In use by 1959 and featured on both wooden and plastic bobbins (the latter certainly by 1971 and possibly a little earlier). Note the words “Silk Substitute” have been dropped. This style of label was also issued on larger reels with a 36 weight.
For the rear label there were a couple of different  labels used on standard size wooden reels, note the D.305 illustrated includes British Standard B.S. 3418-61 which was for Domestic sewing threads (cotton and linen) and was introduced on the 25/9/61. The D.123 illustration seems to be the earliest rear label used on plastic reels though D.460 shows that it was occasionally used for wooden ones too (we’ve only found a couple of examples of this label on a wooden reel).

 

Plastic bobbins only. These were in use by 1973. Note the use of grey ink instead of blue on the top images (the No50 weight came in the blue as well as grey). There were two distinct types of bottom label used, the one with the broader band came first and was later changed to the thin band type, both types dropped the point after the D in the thread number. Note the order of the metric and imperial measurements changes.

Thread Numbers/Colours
(click on the image)

J&G Meakin Studio Patterns

This list is intended to help collectors and buyers identify the different patterns in the J&G Meakin Studio range, we’ve illustrated the coffee pots as these are the most collectible and popular. As in excess of 100 different patterns exist the ones photographed here are just a start and we’ve a long way to go before we feature them all! If you can help us by supplying photographs of any of the patterns not featured then please get in touch.

We have lot’s of Studio coffee pots and other ceramics in these wonderful patterns for sale at RetroSpectro, see them all here.

If you love these patterns and are on facebook then why not join the excellent J&G Meakin Collectors And Sellers Group.

This page would not have been possible without the bible of all things J&G Meakin: J&G Meakin Pottery: History In The Making by Chris Marks. Whilst not currently in print this book is a great resource for everyone with an interest in the designs and patterns produced by this famous pottery.

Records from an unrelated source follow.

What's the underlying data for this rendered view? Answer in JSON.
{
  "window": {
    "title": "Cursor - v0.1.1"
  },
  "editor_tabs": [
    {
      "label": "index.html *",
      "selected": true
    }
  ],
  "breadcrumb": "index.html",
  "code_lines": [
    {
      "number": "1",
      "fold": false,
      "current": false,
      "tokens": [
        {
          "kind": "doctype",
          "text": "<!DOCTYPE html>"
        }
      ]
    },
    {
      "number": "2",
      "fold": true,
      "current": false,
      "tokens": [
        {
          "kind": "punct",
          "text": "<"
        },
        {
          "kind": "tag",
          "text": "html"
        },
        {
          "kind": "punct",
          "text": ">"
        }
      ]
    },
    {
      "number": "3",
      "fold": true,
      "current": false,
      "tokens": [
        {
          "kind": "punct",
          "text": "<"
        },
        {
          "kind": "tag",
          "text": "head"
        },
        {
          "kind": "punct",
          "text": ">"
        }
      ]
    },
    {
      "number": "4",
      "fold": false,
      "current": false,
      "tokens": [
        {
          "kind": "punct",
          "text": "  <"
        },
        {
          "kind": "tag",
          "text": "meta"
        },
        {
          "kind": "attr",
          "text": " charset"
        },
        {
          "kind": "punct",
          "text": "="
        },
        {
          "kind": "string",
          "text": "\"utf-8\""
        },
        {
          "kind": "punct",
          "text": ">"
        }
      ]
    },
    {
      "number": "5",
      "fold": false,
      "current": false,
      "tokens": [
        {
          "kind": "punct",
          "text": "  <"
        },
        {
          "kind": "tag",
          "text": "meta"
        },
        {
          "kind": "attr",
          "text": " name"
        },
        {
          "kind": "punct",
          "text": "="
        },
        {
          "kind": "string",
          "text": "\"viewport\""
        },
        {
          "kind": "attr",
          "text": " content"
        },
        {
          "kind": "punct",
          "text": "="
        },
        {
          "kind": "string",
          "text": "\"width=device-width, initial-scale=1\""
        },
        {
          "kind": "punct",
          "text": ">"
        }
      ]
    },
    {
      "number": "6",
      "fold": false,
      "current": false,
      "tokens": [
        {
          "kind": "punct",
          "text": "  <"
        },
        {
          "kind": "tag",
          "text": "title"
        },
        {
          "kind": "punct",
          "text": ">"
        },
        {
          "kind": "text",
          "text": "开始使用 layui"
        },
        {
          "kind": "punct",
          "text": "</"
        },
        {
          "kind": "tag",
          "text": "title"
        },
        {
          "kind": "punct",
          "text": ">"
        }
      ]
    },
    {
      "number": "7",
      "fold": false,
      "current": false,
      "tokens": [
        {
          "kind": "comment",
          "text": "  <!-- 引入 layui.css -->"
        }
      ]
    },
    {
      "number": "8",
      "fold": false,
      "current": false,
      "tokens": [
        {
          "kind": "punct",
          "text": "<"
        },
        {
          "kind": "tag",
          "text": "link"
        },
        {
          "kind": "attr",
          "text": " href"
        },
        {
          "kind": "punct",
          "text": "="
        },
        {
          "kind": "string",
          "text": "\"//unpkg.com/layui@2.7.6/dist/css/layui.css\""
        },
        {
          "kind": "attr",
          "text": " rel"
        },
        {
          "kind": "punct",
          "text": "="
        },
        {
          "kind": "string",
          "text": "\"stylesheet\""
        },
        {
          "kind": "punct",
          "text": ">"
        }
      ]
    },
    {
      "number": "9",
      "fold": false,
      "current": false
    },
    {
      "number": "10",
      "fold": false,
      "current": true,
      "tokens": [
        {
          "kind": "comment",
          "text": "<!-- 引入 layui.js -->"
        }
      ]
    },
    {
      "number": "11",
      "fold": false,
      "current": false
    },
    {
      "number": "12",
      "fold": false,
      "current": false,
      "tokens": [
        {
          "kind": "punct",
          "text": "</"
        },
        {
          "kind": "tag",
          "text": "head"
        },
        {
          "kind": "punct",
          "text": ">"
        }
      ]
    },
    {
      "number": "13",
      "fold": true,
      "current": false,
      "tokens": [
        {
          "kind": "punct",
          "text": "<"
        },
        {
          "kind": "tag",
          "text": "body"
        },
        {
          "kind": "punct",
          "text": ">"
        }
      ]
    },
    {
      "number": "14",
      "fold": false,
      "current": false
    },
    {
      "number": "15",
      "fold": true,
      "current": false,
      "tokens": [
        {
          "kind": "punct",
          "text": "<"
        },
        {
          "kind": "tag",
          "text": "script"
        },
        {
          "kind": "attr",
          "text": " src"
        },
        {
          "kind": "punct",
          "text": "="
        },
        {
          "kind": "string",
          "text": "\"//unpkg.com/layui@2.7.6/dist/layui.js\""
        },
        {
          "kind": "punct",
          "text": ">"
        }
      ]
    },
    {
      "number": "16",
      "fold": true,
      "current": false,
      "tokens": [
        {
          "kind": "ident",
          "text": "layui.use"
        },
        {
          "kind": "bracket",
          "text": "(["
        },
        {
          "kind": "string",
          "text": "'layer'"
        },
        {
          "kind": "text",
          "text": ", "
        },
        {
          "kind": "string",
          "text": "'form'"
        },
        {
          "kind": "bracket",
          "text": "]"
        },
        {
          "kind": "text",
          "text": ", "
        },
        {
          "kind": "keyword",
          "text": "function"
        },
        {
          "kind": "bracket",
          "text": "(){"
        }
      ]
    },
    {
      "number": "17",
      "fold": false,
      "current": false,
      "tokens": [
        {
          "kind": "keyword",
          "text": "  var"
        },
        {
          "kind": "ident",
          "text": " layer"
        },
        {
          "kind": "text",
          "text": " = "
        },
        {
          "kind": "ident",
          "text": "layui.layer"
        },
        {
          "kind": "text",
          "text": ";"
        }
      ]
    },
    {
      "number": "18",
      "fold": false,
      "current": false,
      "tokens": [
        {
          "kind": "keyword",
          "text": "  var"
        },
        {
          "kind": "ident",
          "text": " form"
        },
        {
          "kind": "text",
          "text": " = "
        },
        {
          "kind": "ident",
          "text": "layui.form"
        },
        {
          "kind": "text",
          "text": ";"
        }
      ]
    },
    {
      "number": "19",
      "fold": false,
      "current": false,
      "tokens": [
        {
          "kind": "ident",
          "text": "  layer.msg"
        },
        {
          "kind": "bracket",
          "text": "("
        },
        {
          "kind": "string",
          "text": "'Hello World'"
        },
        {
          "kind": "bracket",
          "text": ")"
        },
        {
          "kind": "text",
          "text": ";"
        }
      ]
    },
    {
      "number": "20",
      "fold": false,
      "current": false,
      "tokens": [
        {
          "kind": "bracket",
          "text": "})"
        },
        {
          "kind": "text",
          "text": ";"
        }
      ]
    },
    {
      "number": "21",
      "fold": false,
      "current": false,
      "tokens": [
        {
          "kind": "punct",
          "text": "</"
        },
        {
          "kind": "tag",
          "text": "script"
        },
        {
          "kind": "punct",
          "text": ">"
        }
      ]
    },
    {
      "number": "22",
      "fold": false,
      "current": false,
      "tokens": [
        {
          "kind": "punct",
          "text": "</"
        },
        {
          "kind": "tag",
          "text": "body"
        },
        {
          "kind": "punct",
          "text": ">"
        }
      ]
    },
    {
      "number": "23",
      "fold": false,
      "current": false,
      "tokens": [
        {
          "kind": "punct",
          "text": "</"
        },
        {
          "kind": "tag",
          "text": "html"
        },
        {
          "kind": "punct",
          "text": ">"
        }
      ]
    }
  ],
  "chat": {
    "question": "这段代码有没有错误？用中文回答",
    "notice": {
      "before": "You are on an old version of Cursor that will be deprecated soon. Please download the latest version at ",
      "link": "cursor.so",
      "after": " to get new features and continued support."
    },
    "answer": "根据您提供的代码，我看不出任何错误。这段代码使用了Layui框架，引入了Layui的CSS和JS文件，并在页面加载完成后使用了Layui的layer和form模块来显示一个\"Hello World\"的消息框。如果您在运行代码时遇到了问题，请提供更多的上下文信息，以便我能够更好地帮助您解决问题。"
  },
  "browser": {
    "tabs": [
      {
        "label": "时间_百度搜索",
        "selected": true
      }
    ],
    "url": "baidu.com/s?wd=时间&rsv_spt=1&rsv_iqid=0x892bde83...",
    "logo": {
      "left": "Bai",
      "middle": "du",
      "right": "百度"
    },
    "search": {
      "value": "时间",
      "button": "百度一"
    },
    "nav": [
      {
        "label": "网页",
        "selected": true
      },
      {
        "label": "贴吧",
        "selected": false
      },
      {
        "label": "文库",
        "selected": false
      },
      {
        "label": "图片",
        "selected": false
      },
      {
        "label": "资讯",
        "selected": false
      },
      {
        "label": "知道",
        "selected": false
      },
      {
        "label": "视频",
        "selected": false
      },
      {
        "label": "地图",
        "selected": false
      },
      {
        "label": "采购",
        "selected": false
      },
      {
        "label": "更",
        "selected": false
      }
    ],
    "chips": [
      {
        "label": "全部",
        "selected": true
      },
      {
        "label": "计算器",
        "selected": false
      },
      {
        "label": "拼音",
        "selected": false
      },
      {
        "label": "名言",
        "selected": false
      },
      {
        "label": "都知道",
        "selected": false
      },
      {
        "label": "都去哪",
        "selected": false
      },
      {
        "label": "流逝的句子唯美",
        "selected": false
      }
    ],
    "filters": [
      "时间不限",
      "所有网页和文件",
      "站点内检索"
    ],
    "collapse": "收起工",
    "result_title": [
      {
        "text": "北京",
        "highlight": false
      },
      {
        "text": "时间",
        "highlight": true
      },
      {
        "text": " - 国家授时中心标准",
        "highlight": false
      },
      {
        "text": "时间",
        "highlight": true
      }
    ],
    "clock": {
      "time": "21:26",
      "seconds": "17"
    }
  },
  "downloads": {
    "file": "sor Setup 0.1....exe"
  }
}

« 1 of 2 »

Black Echoes

Black Echoes started out in early 1976 as a weekly paper dedicated to all forms of black music. In a world before the internet printed magazines and papers were the main source of news for music lovers and mainstream music papers such as NME and Melody Maker enjoyed significant sales. Black Echoes wasn’t the first UK publication to feature black music as two magazines got there first: The monthly Black Music from 1973 and the fortnightly Blues & Soul (originally Home Of The Blues) from 1967. The difference with Black Echoes was that being a weekly paper and having a larger newspaper format meant that there was far more up to date content and there was just a lot more of it.

Right from the start there was significant space given to soul, reggae, funk, northern soul, jazz, blues, disco and so on. There were front page portraits of artists, pages of charts, interviews and biographies, live reviews, single and LP reviews. Even the adverts both big and small are fascinating, be it a full page advert for a Trojan or Motown LP or little corner page advert for a northern soul all-niter or a reggae sound system clash.

So if you are a serious student of music, a fan who just wants to read about how it happened as it happened, or you just want a great advert or cover to frame on your wall, original copies of Black Music are superb.

We have lot’s of early copies of Black Echoes for sale at Retrospectro, see them all here.

If you buy 10 or more copies we’ll give you a 10% discount before postage (pay the full amount and we’ll refund the difference or contact us with a list of the issues you want and we’ll send you a paypal invoice for the correct amount).